> What to produce: Go line by line through the data below, counting each one that has "index", and give the final count only.
===
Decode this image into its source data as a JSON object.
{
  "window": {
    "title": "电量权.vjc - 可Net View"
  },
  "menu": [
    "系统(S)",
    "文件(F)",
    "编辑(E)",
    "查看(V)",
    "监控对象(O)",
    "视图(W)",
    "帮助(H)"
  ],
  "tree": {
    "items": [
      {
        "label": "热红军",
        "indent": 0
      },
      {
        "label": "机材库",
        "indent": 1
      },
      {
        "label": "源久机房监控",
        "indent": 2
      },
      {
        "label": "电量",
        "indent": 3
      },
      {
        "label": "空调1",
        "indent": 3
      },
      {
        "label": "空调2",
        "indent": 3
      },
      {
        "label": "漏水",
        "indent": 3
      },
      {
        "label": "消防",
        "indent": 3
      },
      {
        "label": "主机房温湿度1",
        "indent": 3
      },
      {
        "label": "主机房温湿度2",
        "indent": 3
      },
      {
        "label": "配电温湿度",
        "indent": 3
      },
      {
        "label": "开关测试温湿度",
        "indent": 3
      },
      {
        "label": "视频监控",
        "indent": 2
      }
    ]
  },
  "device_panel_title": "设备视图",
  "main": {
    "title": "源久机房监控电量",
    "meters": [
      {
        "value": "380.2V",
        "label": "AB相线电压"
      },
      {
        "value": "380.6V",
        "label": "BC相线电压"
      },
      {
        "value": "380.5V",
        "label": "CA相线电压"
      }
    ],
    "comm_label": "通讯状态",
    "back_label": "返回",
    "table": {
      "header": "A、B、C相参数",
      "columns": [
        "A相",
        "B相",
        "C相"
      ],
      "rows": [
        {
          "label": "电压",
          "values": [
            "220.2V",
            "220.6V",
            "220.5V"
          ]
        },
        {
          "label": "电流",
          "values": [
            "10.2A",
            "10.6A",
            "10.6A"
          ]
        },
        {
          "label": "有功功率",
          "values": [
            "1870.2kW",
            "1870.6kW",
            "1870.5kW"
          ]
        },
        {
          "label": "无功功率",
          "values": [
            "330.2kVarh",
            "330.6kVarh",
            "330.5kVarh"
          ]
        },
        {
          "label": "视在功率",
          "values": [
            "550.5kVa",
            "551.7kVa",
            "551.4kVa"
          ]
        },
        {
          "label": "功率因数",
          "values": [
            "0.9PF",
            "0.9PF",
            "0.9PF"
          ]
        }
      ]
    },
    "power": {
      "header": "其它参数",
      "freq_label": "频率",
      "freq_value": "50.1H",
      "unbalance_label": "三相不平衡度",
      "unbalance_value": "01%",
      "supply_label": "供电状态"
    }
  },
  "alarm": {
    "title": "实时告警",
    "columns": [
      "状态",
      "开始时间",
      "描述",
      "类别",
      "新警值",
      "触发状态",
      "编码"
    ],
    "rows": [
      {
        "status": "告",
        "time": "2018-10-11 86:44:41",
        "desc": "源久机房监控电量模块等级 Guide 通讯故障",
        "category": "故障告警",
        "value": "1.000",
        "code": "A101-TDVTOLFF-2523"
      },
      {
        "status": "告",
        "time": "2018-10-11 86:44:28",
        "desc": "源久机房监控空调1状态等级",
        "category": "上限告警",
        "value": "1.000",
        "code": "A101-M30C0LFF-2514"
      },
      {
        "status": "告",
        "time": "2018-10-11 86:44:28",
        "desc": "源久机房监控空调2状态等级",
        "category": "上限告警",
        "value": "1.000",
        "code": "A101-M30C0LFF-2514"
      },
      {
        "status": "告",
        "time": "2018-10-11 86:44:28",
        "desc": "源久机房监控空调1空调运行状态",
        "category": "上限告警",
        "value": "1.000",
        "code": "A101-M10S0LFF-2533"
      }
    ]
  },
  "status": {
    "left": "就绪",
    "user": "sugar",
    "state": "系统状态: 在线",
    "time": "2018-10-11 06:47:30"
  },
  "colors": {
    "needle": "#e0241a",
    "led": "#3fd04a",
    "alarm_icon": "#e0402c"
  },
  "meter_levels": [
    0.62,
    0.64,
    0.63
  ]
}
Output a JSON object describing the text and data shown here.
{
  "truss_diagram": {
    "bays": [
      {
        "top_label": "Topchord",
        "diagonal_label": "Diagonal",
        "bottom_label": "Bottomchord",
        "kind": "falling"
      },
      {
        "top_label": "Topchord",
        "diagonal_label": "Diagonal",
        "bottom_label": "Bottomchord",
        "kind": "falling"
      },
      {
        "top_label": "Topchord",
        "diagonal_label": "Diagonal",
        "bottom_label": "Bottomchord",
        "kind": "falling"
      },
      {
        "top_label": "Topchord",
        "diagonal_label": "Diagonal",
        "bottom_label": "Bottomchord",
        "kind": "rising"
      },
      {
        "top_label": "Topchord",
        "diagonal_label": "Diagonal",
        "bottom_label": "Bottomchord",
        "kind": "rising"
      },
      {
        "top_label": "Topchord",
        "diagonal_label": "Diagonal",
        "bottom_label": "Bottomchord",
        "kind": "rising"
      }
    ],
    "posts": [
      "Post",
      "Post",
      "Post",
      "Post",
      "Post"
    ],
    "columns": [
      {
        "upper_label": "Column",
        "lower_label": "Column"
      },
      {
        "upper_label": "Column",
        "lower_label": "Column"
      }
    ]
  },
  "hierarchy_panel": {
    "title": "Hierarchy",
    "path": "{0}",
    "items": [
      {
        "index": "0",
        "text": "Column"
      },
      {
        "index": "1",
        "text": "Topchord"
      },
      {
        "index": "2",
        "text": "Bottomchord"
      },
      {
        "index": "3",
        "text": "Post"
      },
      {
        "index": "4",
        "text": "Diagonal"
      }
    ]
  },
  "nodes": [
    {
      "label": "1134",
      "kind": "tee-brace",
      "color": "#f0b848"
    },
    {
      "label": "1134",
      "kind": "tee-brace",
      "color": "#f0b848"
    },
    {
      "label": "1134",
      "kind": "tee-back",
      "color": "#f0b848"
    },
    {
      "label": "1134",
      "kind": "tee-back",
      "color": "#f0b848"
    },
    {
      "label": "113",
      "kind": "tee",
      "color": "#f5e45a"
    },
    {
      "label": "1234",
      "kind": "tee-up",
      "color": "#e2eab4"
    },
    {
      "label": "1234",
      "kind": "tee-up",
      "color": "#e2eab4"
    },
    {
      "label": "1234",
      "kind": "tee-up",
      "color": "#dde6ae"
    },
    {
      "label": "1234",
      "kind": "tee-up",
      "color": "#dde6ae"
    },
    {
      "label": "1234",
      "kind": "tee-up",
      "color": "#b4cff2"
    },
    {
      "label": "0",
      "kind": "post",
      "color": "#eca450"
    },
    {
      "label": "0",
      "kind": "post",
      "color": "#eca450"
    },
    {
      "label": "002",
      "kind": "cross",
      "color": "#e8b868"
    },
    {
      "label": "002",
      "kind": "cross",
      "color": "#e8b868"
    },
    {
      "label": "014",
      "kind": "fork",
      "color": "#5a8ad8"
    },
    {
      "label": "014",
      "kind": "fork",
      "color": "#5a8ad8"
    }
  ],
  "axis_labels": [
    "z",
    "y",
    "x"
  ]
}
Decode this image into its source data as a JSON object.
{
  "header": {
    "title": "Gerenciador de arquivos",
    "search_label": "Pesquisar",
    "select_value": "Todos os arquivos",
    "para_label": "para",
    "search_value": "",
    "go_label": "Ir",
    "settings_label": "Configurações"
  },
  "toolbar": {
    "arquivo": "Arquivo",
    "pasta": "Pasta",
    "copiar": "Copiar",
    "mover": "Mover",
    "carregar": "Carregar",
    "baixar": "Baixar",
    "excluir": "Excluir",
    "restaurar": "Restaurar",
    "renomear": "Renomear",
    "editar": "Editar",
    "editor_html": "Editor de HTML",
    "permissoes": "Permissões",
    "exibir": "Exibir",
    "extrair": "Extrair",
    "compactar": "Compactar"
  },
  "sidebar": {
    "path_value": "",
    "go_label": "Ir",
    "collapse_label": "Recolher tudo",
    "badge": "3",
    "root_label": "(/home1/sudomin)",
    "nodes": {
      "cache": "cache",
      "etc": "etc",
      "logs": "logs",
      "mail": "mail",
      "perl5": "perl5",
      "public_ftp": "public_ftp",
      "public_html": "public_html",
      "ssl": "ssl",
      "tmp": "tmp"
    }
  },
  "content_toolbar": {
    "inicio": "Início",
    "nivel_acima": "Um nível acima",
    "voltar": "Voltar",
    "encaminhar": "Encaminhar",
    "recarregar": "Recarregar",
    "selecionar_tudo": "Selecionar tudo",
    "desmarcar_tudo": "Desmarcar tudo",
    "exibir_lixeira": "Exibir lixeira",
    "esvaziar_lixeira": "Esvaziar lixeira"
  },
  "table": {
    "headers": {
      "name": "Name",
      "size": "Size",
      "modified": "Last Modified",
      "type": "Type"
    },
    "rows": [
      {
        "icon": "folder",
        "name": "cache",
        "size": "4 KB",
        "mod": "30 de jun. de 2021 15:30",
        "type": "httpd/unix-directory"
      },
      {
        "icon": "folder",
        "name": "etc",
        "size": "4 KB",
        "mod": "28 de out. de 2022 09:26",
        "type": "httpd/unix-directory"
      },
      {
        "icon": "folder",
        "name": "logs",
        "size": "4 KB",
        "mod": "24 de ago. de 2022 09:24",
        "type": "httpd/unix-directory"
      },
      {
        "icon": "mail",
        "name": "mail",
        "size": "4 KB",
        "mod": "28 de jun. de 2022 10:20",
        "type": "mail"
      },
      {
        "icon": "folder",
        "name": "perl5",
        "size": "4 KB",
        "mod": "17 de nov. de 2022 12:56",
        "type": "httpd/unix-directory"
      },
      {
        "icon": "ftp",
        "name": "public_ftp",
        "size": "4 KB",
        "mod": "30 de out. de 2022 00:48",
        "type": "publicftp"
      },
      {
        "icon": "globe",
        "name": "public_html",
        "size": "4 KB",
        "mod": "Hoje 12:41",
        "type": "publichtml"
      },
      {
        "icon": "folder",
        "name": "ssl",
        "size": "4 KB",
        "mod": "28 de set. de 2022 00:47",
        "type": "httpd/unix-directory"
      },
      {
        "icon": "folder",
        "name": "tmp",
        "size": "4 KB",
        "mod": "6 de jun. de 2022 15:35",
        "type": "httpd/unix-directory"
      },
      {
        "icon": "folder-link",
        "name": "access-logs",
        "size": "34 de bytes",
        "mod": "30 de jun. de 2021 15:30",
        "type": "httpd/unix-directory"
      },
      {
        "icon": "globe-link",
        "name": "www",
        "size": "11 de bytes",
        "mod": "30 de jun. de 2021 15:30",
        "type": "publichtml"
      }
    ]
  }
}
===
> Exercise solution: 5